• [Exercise goal] All of the entries below should be printed exactly; the pictures are to be left out.

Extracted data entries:
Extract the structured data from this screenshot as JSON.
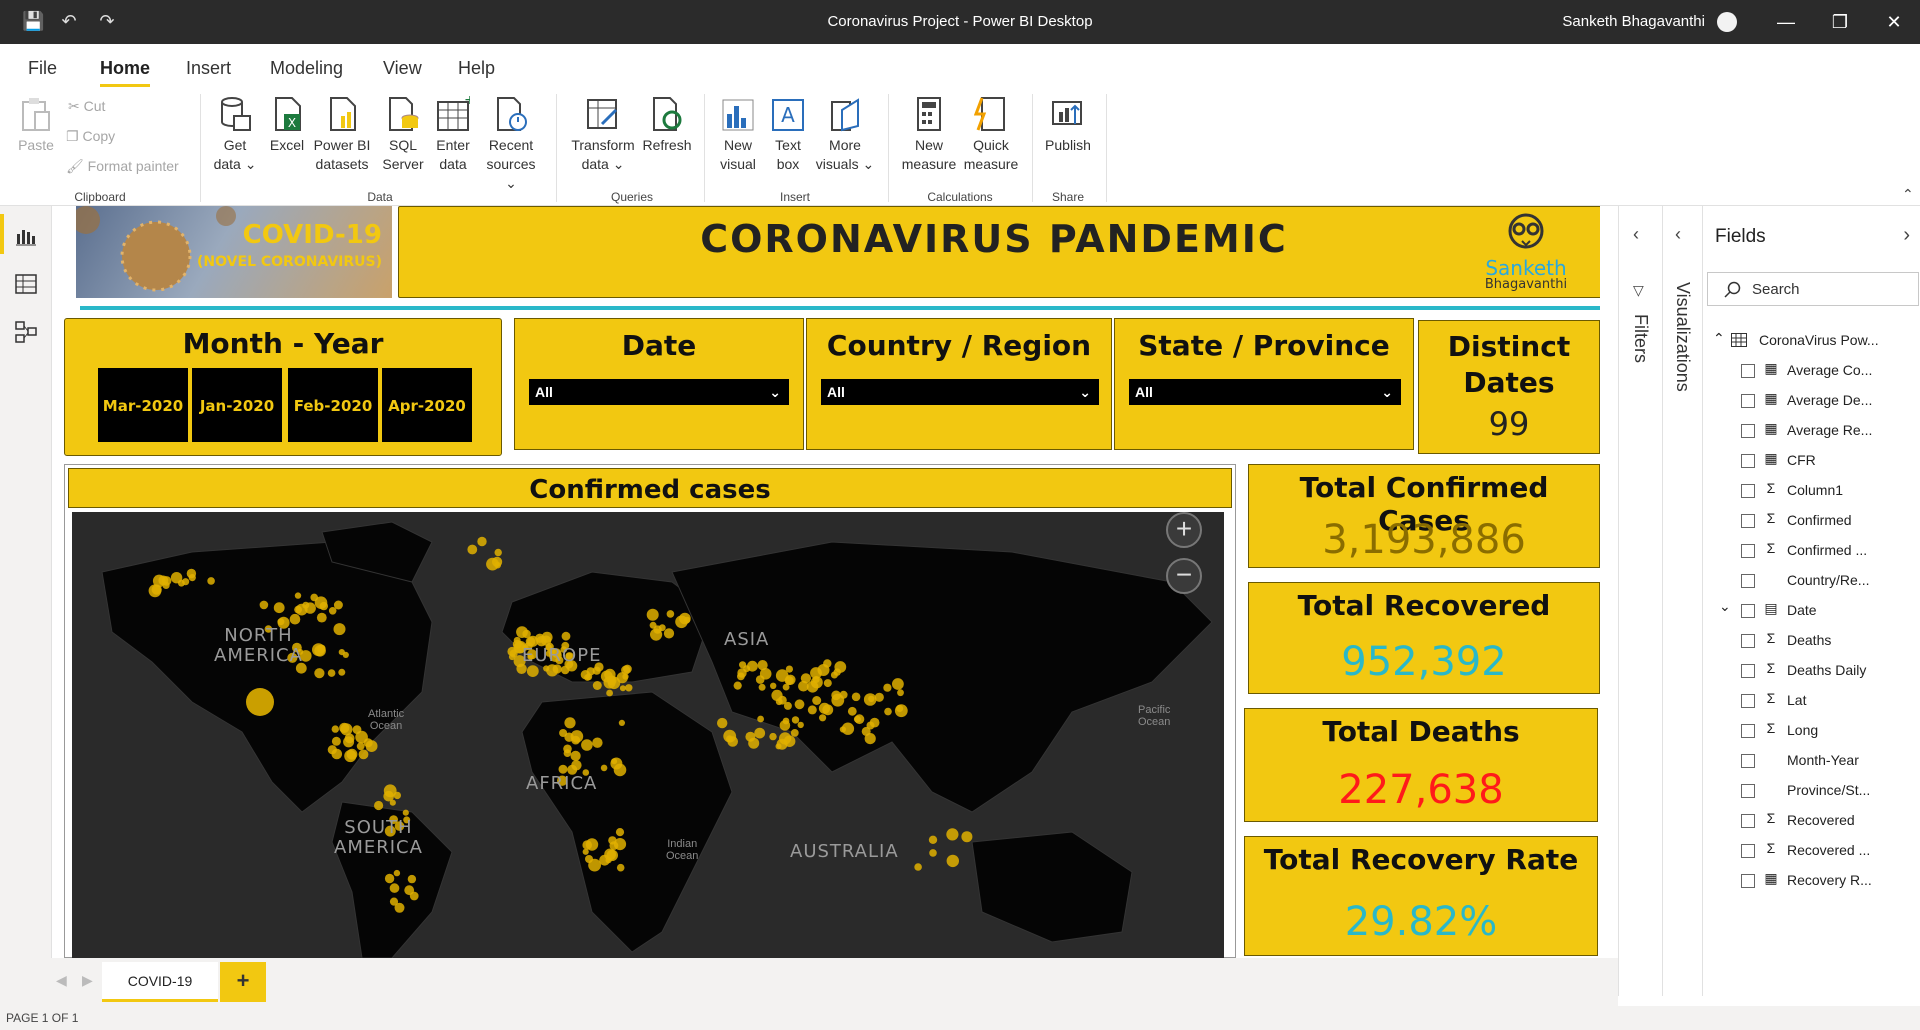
{
  "window": {
    "title": "Coronavirus Project - Power BI Desktop",
    "user": "Sanketh Bhagavanthi"
  },
  "menu": {
    "items": [
      "File",
      "Home",
      "Insert",
      "Modeling",
      "View",
      "Help"
    ],
    "active": "Home"
  },
  "ribbon": {
    "clipboard": {
      "paste": "Paste",
      "cut": "Cut",
      "copy": "Copy",
      "format_painter": "Format painter",
      "group": "Clipboard"
    },
    "data": {
      "get_data": [
        "Get",
        "data ⌄"
      ],
      "excel": "Excel",
      "powerbi_datasets": [
        "Power BI",
        "datasets"
      ],
      "sql_server": [
        "SQL",
        "Server"
      ],
      "enter_data": [
        "Enter",
        "data"
      ],
      "recent_sources": [
        "Recent",
        "sources ⌄"
      ],
      "group": "Data"
    },
    "queries": {
      "transform": [
        "Transform",
        "data ⌄"
      ],
      "refresh": "Refresh",
      "group": "Queries"
    },
    "insert": {
      "new_visual": [
        "New",
        "visual"
      ],
      "text_box": [
        "Text",
        "box"
      ],
      "more_visuals": [
        "More",
        "visuals ⌄"
      ],
      "group": "Insert"
    },
    "calculations": {
      "new_measure": [
        "New",
        "measure"
      ],
      "quick_measure": [
        "Quick",
        "measure"
      ],
      "group": "Calculations"
    },
    "share": {
      "publish": "Publish",
      "group": "Share"
    }
  },
  "report": {
    "banner": {
      "covid_title": "COVID-19",
      "covid_sub": "(NOVEL CORONAVIRUS)",
      "headline": "CORONAVIRUS PANDEMIC",
      "logo_name": "Sanketh",
      "logo_sub": "Bhagavanthi"
    },
    "slicers": {
      "month_year": {
        "title": "Month - Year",
        "tiles": [
          "Mar-2020",
          "Jan-2020",
          "Feb-2020",
          "Apr-2020"
        ]
      },
      "date": {
        "title": "Date",
        "value": "All"
      },
      "country": {
        "title": "Country / Region",
        "value": "All"
      },
      "state": {
        "title": "State / Province",
        "value": "All"
      },
      "distinct_dates": {
        "title_line1": "Distinct",
        "title_line2": "Dates",
        "value": "99"
      }
    },
    "map": {
      "title": "Confirmed cases",
      "labels": {
        "north_america": [
          "NORTH",
          "AMERICA"
        ],
        "europe": "EUROPE",
        "asia": "ASIA",
        "africa": "AFRICA",
        "south_america": [
          "SOUTH",
          "AMERICA"
        ],
        "australia": "AUSTRALIA",
        "atlantic": [
          "Atlantic",
          "Ocean"
        ],
        "indian": [
          "Indian",
          "Ocean"
        ],
        "pacific": [
          "Pacific",
          "Ocean"
        ]
      },
      "zoom_in": "+",
      "zoom_out": "−"
    },
    "cards": [
      {
        "title": "Total Confirmed Cases",
        "value": "3,193,886",
        "color": "#8a6d00"
      },
      {
        "title": "Total Recovered",
        "value": "952,392",
        "color": "#2ab8c9"
      },
      {
        "title": "Total Deaths",
        "value": "227,638",
        "color": "#ff1a1a"
      },
      {
        "title": "Total Recovery Rate",
        "value": "29.82%",
        "color": "#2ab8c9"
      }
    ]
  },
  "panes": {
    "filters": "Filters",
    "visualizations": "Visualizations",
    "fields_title": "Fields",
    "search_placeholder": "Search",
    "table_name": "CoronaVirus Pow...",
    "fields": [
      {
        "name": "Average Co...",
        "icon": "calc"
      },
      {
        "name": "Average De...",
        "icon": "calc"
      },
      {
        "name": "Average Re...",
        "icon": "calc"
      },
      {
        "name": "CFR",
        "icon": "calc"
      },
      {
        "name": "Column1",
        "icon": "sum"
      },
      {
        "name": "Confirmed",
        "icon": "sum"
      },
      {
        "name": "Confirmed ...",
        "icon": "sum"
      },
      {
        "name": "Country/Re...",
        "icon": ""
      },
      {
        "name": "Date",
        "icon": "date"
      },
      {
        "name": "Deaths",
        "icon": "sum"
      },
      {
        "name": "Deaths Daily",
        "icon": "sum"
      },
      {
        "name": "Lat",
        "icon": "sum"
      },
      {
        "name": "Long",
        "icon": "sum"
      },
      {
        "name": "Month-Year",
        "icon": ""
      },
      {
        "name": "Province/St...",
        "icon": ""
      },
      {
        "name": "Recovered",
        "icon": "sum"
      },
      {
        "name": "Recovered ...",
        "icon": "sum"
      },
      {
        "name": "Recovery R...",
        "icon": "calc"
      }
    ]
  },
  "pages": {
    "tab": "COVID-19",
    "add": "+",
    "status": "PAGE 1 OF 1"
  },
  "colors": {
    "accent": "#f2c811",
    "titlebar": "#2b2b2b",
    "map_bg": "#2a2a2a",
    "bubble": "#e0b000"
  }
}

• [Answer below]
Extract the structured data from this screenshot as JSON.
{
  "window": {
    "title": "Coronavirus Project - Power BI Desktop",
    "user": "Sanketh Bhagavanthi"
  },
  "menu": {
    "items": [
      "File",
      "Home",
      "Insert",
      "Modeling",
      "View",
      "Help"
    ],
    "active": "Home"
  },
  "ribbon": {
    "clipboard": {
      "paste": "Paste",
      "cut": "Cut",
      "copy": "Copy",
      "format_painter": "Format painter",
      "group": "Clipboard"
    },
    "data": {
      "get_data": [
        "Get",
        "data ⌄"
      ],
      "excel": "Excel",
      "powerbi_datasets": [
        "Power BI",
        "datasets"
      ],
      "sql_server": [
        "SQL",
        "Server"
      ],
      "enter_data": [
        "Enter",
        "data"
      ],
      "recent_sources": [
        "Recent",
        "sources ⌄"
      ],
      "group": "Data"
    },
    "queries": {
      "transform": [
        "Transform",
        "data ⌄"
      ],
      "refresh": "Refresh",
      "group": "Queries"
    },
    "insert": {
      "new_visual": [
        "New",
        "visual"
      ],
      "text_box": [
        "Text",
        "box"
      ],
      "more_visuals": [
        "More",
        "visuals ⌄"
      ],
      "group": "Insert"
    },
    "calculations": {
      "new_measure": [
        "New",
        "measure"
      ],
      "quick_measure": [
        "Quick",
        "measure"
      ],
      "group": "Calculations"
    },
    "share": {
      "publish": "Publish",
      "group": "Share"
    }
  },
  "report": {
    "banner": {
      "covid_title": "COVID-19",
      "covid_sub": "(NOVEL CORONAVIRUS)",
      "headline": "CORONAVIRUS PANDEMIC",
      "logo_name": "Sanketh",
      "logo_sub": "Bhagavanthi"
    },
    "slicers": {
      "month_year": {
        "title": "Month - Year",
        "tiles": [
          "Mar-2020",
          "Jan-2020",
          "Feb-2020",
          "Apr-2020"
        ]
      },
      "date": {
        "title": "Date",
        "value": "All"
      },
      "country": {
        "title": "Country / Region",
        "value": "All"
      },
      "state": {
        "title": "State / Province",
        "value": "All"
      },
      "distinct_dates": {
        "title_line1": "Distinct",
        "title_line2": "Dates",
        "value": "99"
      }
    },
    "map": {
      "title": "Confirmed cases",
      "labels": {
        "north_america": [
          "NORTH",
          "AMERICA"
        ],
        "europe": "EUROPE",
        "asia": "ASIA",
        "africa": "AFRICA",
        "south_america": [
          "SOUTH",
          "AMERICA"
        ],
        "australia": "AUSTRALIA",
        "atlantic": [
          "Atlantic",
          "Ocean"
        ],
        "indian": [
          "Indian",
          "Ocean"
        ],
        "pacific": [
          "Pacific",
          "Ocean"
        ]
      },
      "zoom_in": "+",
      "zoom_out": "−"
    },
    "cards": [
      {
        "title": "Total Confirmed Cases",
        "value": "3,193,886",
        "color": "#8a6d00"
      },
      {
        "title": "Total Recovered",
        "value": "952,392",
        "color": "#2ab8c9"
      },
      {
        "title": "Total Deaths",
        "value": "227,638",
        "color": "#ff1a1a"
      },
      {
        "title": "Total Recovery Rate",
        "value": "29.82%",
        "color": "#2ab8c9"
      }
    ]
  },
  "panes": {
    "filters": "Filters",
    "visualizations": "Visualizations",
    "fields_title": "Fields",
    "search_placeholder": "Search",
    "table_name": "CoronaVirus Pow...",
    "fields": [
      {
        "name": "Average Co...",
        "icon": "calc"
      },
      {
        "name": "Average De...",
        "icon": "calc"
      },
      {
        "name": "Average Re...",
        "icon": "calc"
      },
      {
        "name": "CFR",
        "icon": "calc"
      },
      {
        "name": "Column1",
        "icon": "sum"
      },
      {
        "name": "Confirmed",
        "icon": "sum"
      },
      {
        "name": "Confirmed ...",
        "icon": "sum"
      },
      {
        "name": "Country/Re...",
        "icon": ""
      },
      {
        "name": "Date",
        "icon": "date"
      },
      {
        "name": "Deaths",
        "icon": "sum"
      },
      {
        "name": "Deaths Daily",
        "icon": "sum"
      },
      {
        "name": "Lat",
        "icon": "sum"
      },
      {
        "name": "Long",
        "icon": "sum"
      },
      {
        "name": "Month-Year",
        "icon": ""
      },
      {
        "name": "Province/St...",
        "icon": ""
      },
      {
        "name": "Recovered",
        "icon": "sum"
      },
      {
        "name": "Recovered ...",
        "icon": "sum"
      },
      {
        "name": "Recovery R...",
        "icon": "calc"
      }
    ]
  },
  "pages": {
    "tab": "COVID-19",
    "add": "+",
    "status": "PAGE 1 OF 1"
  },
  "colors": {
    "accent": "#f2c811",
    "titlebar": "#2b2b2b",
    "map_bg": "#2a2a2a",
    "bubble": "#e0b000"
  }
}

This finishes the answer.